TASK DESCRIPTION:
Hunt through the entries for the word "sunset" and copy each line in which it appears.

------------------------------

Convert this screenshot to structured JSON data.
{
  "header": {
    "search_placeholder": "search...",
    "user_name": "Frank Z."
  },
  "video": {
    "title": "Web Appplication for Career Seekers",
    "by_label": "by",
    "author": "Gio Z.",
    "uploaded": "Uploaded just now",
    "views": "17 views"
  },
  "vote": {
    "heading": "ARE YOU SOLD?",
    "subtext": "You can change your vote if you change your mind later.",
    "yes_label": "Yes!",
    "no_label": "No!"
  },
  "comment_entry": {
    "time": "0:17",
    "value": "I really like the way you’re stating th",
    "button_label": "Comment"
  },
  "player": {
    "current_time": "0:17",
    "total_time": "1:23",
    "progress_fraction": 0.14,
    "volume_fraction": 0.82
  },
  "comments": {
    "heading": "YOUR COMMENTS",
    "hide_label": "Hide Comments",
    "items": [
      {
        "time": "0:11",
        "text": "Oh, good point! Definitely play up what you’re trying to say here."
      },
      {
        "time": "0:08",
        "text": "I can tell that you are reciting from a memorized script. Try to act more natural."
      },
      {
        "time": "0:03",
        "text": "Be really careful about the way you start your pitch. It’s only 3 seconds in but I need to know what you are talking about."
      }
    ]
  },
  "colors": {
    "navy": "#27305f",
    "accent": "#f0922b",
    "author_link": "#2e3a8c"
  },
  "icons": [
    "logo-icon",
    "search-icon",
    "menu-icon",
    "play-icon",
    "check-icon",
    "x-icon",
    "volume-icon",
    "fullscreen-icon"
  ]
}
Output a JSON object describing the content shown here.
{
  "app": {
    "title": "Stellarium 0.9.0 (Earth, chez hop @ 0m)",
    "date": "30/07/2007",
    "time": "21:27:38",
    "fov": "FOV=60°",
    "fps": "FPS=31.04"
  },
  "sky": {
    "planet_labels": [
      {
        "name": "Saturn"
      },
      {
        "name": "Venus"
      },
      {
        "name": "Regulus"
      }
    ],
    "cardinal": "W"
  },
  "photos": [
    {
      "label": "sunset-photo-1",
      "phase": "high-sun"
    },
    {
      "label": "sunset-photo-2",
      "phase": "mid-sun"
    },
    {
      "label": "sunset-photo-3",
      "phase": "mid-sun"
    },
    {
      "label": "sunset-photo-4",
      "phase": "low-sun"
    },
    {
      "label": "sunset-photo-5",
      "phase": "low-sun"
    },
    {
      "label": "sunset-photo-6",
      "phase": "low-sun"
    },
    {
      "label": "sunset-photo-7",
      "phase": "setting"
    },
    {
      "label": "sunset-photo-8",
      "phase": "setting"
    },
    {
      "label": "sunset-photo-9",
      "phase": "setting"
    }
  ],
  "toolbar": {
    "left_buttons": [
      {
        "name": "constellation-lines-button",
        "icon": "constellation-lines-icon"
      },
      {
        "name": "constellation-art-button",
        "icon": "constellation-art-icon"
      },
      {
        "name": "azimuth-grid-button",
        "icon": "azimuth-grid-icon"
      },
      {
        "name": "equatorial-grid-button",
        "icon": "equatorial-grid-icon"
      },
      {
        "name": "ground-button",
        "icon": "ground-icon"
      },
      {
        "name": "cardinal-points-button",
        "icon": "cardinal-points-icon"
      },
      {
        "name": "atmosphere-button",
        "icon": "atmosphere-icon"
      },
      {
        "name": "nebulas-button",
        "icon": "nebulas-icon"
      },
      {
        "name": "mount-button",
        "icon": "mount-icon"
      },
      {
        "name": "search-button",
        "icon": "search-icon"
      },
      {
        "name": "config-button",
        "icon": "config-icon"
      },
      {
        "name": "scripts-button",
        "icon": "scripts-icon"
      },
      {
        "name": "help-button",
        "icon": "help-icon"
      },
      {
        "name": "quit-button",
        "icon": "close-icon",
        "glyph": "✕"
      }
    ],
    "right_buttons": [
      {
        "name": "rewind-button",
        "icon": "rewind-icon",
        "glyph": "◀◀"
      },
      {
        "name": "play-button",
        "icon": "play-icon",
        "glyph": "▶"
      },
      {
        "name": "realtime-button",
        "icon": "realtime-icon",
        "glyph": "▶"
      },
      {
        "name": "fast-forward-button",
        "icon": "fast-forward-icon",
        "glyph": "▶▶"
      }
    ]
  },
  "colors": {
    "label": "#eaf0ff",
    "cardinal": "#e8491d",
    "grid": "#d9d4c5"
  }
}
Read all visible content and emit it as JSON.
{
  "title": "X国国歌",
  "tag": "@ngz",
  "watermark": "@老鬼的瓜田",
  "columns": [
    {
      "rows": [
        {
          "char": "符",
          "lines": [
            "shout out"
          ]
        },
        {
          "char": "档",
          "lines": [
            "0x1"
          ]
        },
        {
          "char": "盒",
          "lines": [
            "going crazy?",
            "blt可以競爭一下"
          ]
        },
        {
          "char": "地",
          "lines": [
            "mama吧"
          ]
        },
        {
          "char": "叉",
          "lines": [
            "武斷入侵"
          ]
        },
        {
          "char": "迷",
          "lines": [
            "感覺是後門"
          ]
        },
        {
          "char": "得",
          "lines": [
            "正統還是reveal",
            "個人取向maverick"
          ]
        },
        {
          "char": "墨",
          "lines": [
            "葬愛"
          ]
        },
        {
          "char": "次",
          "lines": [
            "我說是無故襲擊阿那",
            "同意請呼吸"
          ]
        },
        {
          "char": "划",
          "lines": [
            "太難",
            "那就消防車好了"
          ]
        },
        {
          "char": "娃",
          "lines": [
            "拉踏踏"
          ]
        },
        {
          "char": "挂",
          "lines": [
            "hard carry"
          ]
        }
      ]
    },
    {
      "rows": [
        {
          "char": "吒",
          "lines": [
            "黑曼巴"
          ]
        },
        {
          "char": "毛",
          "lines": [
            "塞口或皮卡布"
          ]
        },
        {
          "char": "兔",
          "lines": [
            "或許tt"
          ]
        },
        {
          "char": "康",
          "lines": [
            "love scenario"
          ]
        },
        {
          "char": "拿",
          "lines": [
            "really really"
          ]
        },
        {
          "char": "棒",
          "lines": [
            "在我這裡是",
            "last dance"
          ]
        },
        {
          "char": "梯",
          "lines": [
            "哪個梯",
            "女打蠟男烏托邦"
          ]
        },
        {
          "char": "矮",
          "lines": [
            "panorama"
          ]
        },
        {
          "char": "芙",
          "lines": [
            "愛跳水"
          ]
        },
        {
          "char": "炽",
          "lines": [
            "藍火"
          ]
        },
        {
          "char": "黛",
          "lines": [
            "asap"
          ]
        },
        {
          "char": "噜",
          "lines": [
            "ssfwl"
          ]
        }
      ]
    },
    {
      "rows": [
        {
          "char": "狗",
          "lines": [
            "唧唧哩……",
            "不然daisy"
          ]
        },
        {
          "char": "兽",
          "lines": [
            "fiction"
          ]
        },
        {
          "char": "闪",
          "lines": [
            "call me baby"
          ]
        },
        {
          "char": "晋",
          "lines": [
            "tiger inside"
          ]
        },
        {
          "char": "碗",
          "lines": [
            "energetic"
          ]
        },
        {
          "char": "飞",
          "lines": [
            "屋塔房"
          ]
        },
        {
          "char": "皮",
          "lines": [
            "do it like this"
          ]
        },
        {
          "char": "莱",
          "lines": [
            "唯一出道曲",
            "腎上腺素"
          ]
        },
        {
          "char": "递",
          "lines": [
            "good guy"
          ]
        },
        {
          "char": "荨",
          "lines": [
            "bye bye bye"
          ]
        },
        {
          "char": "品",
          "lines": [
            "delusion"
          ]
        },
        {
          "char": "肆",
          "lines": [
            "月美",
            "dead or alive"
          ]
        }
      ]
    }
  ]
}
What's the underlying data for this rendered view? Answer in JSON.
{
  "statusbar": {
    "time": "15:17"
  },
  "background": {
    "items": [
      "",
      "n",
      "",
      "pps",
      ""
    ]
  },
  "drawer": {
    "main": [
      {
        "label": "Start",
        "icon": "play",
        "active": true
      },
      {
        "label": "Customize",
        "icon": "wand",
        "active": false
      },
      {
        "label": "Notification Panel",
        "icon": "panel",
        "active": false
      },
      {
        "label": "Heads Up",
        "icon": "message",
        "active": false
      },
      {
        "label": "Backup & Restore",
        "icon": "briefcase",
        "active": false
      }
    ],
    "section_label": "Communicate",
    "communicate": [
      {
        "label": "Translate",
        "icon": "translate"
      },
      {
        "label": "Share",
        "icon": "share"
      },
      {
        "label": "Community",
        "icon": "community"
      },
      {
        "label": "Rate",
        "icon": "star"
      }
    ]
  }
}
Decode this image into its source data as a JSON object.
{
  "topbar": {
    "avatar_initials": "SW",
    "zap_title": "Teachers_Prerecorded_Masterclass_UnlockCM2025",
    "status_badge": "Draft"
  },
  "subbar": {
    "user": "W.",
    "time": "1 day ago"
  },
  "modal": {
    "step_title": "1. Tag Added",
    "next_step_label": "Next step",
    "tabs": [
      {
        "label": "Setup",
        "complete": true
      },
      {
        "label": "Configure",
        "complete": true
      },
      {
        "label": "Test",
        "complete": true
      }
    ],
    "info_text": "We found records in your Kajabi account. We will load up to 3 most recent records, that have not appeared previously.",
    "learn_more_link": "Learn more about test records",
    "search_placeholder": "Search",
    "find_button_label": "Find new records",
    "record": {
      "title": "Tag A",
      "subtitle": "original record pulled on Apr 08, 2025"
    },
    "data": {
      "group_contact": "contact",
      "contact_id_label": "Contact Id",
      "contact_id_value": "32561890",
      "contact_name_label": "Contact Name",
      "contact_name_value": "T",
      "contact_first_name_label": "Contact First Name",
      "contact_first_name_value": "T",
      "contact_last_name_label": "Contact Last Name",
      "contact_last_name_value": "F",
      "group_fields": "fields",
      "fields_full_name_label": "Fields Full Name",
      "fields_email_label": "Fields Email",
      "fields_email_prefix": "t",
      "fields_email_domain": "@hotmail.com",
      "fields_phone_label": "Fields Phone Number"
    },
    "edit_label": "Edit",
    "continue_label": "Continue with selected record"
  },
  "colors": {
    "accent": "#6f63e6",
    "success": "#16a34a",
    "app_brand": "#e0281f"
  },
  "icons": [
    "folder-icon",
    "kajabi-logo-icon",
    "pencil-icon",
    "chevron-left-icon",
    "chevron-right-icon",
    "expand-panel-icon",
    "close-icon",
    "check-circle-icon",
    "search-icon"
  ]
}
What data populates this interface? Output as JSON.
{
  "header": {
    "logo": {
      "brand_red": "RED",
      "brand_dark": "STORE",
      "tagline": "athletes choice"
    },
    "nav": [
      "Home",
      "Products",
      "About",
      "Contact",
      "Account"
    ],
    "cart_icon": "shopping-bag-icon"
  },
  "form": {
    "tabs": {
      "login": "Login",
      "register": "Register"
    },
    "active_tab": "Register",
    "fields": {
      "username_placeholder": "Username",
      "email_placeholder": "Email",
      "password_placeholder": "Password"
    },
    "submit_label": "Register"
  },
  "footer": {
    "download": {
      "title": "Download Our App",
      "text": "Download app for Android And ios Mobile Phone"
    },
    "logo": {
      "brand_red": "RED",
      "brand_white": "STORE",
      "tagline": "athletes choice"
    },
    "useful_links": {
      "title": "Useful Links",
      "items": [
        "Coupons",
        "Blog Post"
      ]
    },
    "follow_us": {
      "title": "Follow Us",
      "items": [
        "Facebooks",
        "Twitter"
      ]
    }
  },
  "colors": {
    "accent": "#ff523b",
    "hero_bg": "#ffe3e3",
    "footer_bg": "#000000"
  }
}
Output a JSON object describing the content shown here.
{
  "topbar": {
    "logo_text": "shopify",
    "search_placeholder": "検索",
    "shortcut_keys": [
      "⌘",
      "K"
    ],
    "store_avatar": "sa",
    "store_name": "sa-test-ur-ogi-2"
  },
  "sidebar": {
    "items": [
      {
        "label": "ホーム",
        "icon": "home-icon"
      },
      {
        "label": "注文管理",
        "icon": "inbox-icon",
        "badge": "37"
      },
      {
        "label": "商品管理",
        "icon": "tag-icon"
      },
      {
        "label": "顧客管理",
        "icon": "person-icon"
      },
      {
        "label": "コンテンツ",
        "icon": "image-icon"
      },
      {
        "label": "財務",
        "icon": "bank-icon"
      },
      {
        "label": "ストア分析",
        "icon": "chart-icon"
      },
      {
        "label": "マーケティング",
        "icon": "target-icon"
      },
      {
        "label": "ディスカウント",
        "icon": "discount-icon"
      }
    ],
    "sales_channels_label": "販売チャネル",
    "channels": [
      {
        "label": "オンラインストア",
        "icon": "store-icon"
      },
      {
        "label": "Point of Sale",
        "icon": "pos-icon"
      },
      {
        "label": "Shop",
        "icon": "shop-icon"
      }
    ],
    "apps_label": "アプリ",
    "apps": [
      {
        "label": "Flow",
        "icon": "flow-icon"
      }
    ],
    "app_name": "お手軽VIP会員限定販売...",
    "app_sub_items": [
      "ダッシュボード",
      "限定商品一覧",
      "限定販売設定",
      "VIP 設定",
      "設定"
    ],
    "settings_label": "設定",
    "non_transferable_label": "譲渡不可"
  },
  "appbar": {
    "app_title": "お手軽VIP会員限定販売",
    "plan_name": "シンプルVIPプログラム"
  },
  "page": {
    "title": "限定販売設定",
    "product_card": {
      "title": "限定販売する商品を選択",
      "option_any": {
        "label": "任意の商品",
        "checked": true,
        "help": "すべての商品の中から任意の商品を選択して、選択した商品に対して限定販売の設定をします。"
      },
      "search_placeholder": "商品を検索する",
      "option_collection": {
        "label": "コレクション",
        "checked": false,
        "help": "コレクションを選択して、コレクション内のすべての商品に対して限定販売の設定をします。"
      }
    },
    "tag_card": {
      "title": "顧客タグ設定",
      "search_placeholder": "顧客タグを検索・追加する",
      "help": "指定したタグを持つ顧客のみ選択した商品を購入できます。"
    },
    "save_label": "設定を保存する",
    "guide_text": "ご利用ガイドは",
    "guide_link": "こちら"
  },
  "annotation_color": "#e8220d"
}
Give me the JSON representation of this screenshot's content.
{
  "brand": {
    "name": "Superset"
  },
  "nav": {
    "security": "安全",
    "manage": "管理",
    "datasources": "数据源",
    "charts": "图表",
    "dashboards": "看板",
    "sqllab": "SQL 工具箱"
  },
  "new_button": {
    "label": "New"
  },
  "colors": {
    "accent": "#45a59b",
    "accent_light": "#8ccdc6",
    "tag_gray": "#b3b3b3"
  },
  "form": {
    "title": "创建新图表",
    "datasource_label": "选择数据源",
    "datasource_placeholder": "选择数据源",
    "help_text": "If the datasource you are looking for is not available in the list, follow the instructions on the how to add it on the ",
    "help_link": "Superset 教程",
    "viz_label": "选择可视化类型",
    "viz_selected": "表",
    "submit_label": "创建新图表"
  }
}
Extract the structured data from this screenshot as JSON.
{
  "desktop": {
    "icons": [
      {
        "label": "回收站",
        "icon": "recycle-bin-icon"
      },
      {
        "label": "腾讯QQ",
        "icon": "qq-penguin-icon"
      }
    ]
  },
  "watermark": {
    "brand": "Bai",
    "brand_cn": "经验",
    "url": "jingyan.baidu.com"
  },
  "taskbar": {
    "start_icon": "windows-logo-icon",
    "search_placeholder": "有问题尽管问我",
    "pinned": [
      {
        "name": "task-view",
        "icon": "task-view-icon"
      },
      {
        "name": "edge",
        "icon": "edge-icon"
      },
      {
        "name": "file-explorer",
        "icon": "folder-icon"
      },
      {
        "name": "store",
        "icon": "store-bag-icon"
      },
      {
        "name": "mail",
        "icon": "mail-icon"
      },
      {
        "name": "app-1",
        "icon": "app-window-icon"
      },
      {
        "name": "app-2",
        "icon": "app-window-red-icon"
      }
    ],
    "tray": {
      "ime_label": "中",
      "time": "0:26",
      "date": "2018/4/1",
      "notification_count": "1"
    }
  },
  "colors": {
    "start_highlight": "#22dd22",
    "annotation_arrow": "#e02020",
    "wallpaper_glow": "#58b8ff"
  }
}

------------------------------

EXERCISE OUTPUT:
      "label": "sunset-photo-1",
      "label": "sunset-photo-2",
      "label": "sunset-photo-3",
      "label": "sunset-photo-4",
      "label": "sunset-photo-5",
      "label": "sunset-photo-6",
      "label": "sunset-photo-7",
      "label": "sunset-photo-8",
      "label": "sunset-photo-9",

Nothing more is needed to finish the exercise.